##### Records for processing #####

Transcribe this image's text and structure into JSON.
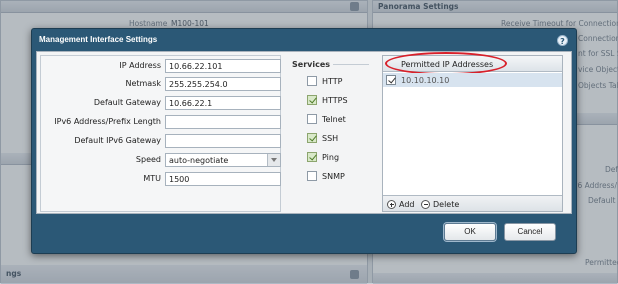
{
  "background": {
    "left_header_text": "",
    "left_hostname_label": "Hostname",
    "left_hostname_value": "M100-101",
    "right_header_text": "Panorama Settings",
    "right_lines": [
      "Receive Timeout for Connection to",
      "Connection to",
      "nt for SSL S",
      "vice Objects",
      "Objects Tak",
      "Def",
      "v6 Address/",
      "Default I",
      "Permitted"
    ],
    "bottom_left_header": "ngs"
  },
  "dialog": {
    "title": "Management Interface Settings",
    "help": "?"
  },
  "form": {
    "ip_address": {
      "label": "IP Address",
      "value": "10.66.22.101"
    },
    "netmask": {
      "label": "Netmask",
      "value": "255.255.254.0"
    },
    "default_gateway": {
      "label": "Default Gateway",
      "value": "10.66.22.1"
    },
    "ipv6_address": {
      "label": "IPv6 Address/Prefix Length",
      "value": ""
    },
    "ipv6_gateway": {
      "label": "Default IPv6 Gateway",
      "value": ""
    },
    "speed": {
      "label": "Speed",
      "value": "auto-negotiate"
    },
    "mtu": {
      "label": "MTU",
      "value": "1500"
    }
  },
  "services": {
    "title": "Services",
    "items": [
      {
        "label": "HTTP",
        "checked": false
      },
      {
        "label": "HTTPS",
        "checked": true
      },
      {
        "label": "Telnet",
        "checked": false
      },
      {
        "label": "SSH",
        "checked": true
      },
      {
        "label": "Ping",
        "checked": true
      },
      {
        "label": "SNMP",
        "checked": false
      }
    ]
  },
  "permitted_ips": {
    "header": "Permitted IP Addresses",
    "rows": [
      {
        "value": "10.10.10.10",
        "checked": true
      }
    ],
    "add_label": "Add",
    "delete_label": "Delete",
    "highlight_color": "#d8202a"
  },
  "footer": {
    "ok_label": "OK",
    "cancel_label": "Cancel"
  }
}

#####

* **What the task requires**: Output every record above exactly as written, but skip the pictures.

* **Reply to the exercise**:
Transcribe this image's text and structure into JSON.
{
  "background": {
    "left_header_text": "",
    "left_hostname_label": "Hostname",
    "left_hostname_value": "M100-101",
    "right_header_text": "Panorama Settings",
    "right_lines": [
      "Receive Timeout for Connection to",
      "Connection to",
      "nt for SSL S",
      "vice Objects",
      "Objects Tak",
      "Def",
      "v6 Address/",
      "Default I",
      "Permitted"
    ],
    "bottom_left_header": "ngs"
  },
  "dialog": {
    "title": "Management Interface Settings",
    "help": "?"
  },
  "form": {
    "ip_address": {
      "label": "IP Address",
      "value": "10.66.22.101"
    },
    "netmask": {
      "label": "Netmask",
      "value": "255.255.254.0"
    },
    "default_gateway": {
      "label": "Default Gateway",
      "value": "10.66.22.1"
    },
    "ipv6_address": {
      "label": "IPv6 Address/Prefix Length",
      "value": ""
    },
    "ipv6_gateway": {
      "label": "Default IPv6 Gateway",
      "value": ""
    },
    "speed": {
      "label": "Speed",
      "value": "auto-negotiate"
    },
    "mtu": {
      "label": "MTU",
      "value": "1500"
    }
  },
  "services": {
    "title": "Services",
    "items": [
      {
        "label": "HTTP",
        "checked": false
      },
      {
        "label": "HTTPS",
        "checked": true
      },
      {
        "label": "Telnet",
        "checked": false
      },
      {
        "label": "SSH",
        "checked": true
      },
      {
        "label": "Ping",
        "checked": true
      },
      {
        "label": "SNMP",
        "checked": false
      }
    ]
  },
  "permitted_ips": {
    "header": "Permitted IP Addresses",
    "rows": [
      {
        "value": "10.10.10.10",
        "checked": true
      }
    ],
    "add_label": "Add",
    "delete_label": "Delete",
    "highlight_color": "#d8202a"
  },
  "footer": {
    "ok_label": "OK",
    "cancel_label": "Cancel"
  }
}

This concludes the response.